That nasty and hateful tweet, given by the Dean of UGA's Grady College of Journalism ignited a firestorm of protest. Can you imagine the gall and the complete lack of respect for human life that it must require to call someone a "nice guy" or "kind to a fault?"
So the dean issued the apology at right.
This situation makes me sick to my stomach. I just heard about it tonight. This kind of thing is getting far too common in our deteriorating society. In reality, Charles Davis was assaulted for congratulating a lifelong friend on a major life accomplishment.
His encouragement that "politics be damned" and "that's how all this should work, people" is a commentary on our current political tone. He is saying he may not agree with his friend's politics but he's still his friend and he's congratulating him.
But there is a growing segment of the Left in America that is bent on dehumanizing their opposition. They throw out labels like "racist," misogynist," "homophobic," or "xenophobic" to assault policies they disagree with, not because the labels fit but because the labels help to strip away the humanity of their opponents. If their opponents aren't human, but rather "fascist" or "Nazi", they are easier to combat. "You don't want to vote for a 'bigot' do you? Then vote for my candidate or just stay home."
The irony in their argument is that very definition of bigot is "a person who is intolerant toward those holding different opinions." The very people slinging the bigot label are themselves bigots. Because the only thing they are really slinging the label for is because Brian Kemp is their opponent. Oh, they'll point to some "dog whistle" or some policy that they will twist or contort to make it look racist whatever-ist. But the truth is, they are just bigoted against opposing ideas. The best way to censor those ideas is by stamping them with an "-ist."
And it isn't just elections. It's about culture. It goes back to statues, to flags, to holidays, to ceremonies, to historic sites. They have to control the narrative to sell their philosophy. They need to assault the art, the politics, and the structure of the society to control the narrative. That is what this is all about.
Charles Davis didn't owe anyone an apology. He didn't do anything wrong. In fact, he took a positive step, he led by example. He softened the tone of politics for a minute. He let politics get in the back seat and put humanity in the driver seat. But the vitriolic response he got is a clue to why the state of our rhetoric is so poisonous.
So now we need to add some skepticism to certain terminology. When you hear one of those "-ist" words pop up, be skeptical. Don't just assume it is true. Look for evidence. Investigate to see if it is just a nasty personal attack used when a proper rebuttal could not be made.
But also don't return their bigotry in kind.
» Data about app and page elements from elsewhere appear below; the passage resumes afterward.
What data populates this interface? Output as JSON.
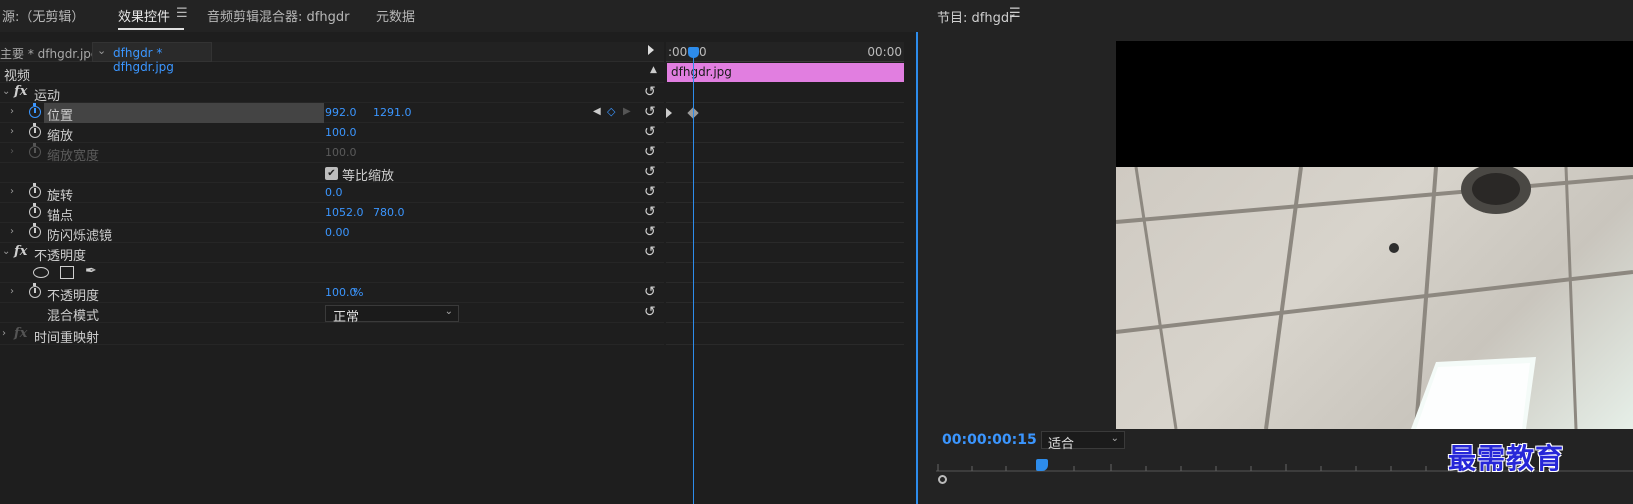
{
  "left_tabs": {
    "source": "源:（无剪辑）",
    "effect_controls": "效果控件",
    "audio_mixer": "音频剪辑混合器: dfhgdr",
    "metadata": "元数据",
    "menu_icon": "☰"
  },
  "subheader": {
    "master": "主要 * dfhgdr.jpg",
    "clip": "dfhgdr * dfhgdr.jpg"
  },
  "timeline": {
    "start": ":00:00",
    "end": "00:00",
    "clip_name": "dfhgdr.jpg"
  },
  "video_section": "视频",
  "motion": {
    "label": "运动",
    "position": {
      "label": "位置",
      "x": "992.0",
      "y": "1291.0"
    },
    "scale": {
      "label": "缩放",
      "value": "100.0"
    },
    "scale_width": {
      "label": "缩放宽度",
      "value": "100.0"
    },
    "uniform_scale": "等比缩放",
    "rotation": {
      "label": "旋转",
      "value": "0.0"
    },
    "anchor": {
      "label": "锚点",
      "x": "1052.0",
      "y": "780.0"
    },
    "flicker": {
      "label": "防闪烁滤镜",
      "value": "0.00"
    }
  },
  "opacity": {
    "label": "不透明度",
    "opacity": {
      "label": "不透明度",
      "value": "100.0",
      "unit": "%"
    },
    "blend": {
      "label": "混合模式",
      "value": "正常"
    }
  },
  "time_remap": "时间重映射",
  "program": {
    "title": "节目: dfhgdr",
    "menu_icon": "☰",
    "timecode": "00:00:00:15",
    "fit": "适合"
  },
  "watermark": "最需教育",
  "colors": {
    "accent": "#2d8ceb",
    "clip": "#e17ee0",
    "value_blue": "#3b96ff"
  }
}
There are plenty of people on both sides of the aisle who want to have a healthy and serious conversation about ways to build a better society. There are also people on both sides who want to silence and cease dissent. Look across the aisle and see a person. Look over there and see someone who has humanity and dignity. Expect to see someone who is nice and kind, and let politics be damned. That doesn't mean agreeing with them, it means letting them be human in your eyes. Because if they aren't human in your eyes, then you can't possibly expect to be human in theirs.
Historian, self-proclaimed gentleman, agrarian-at-heart, & curator extraordinaire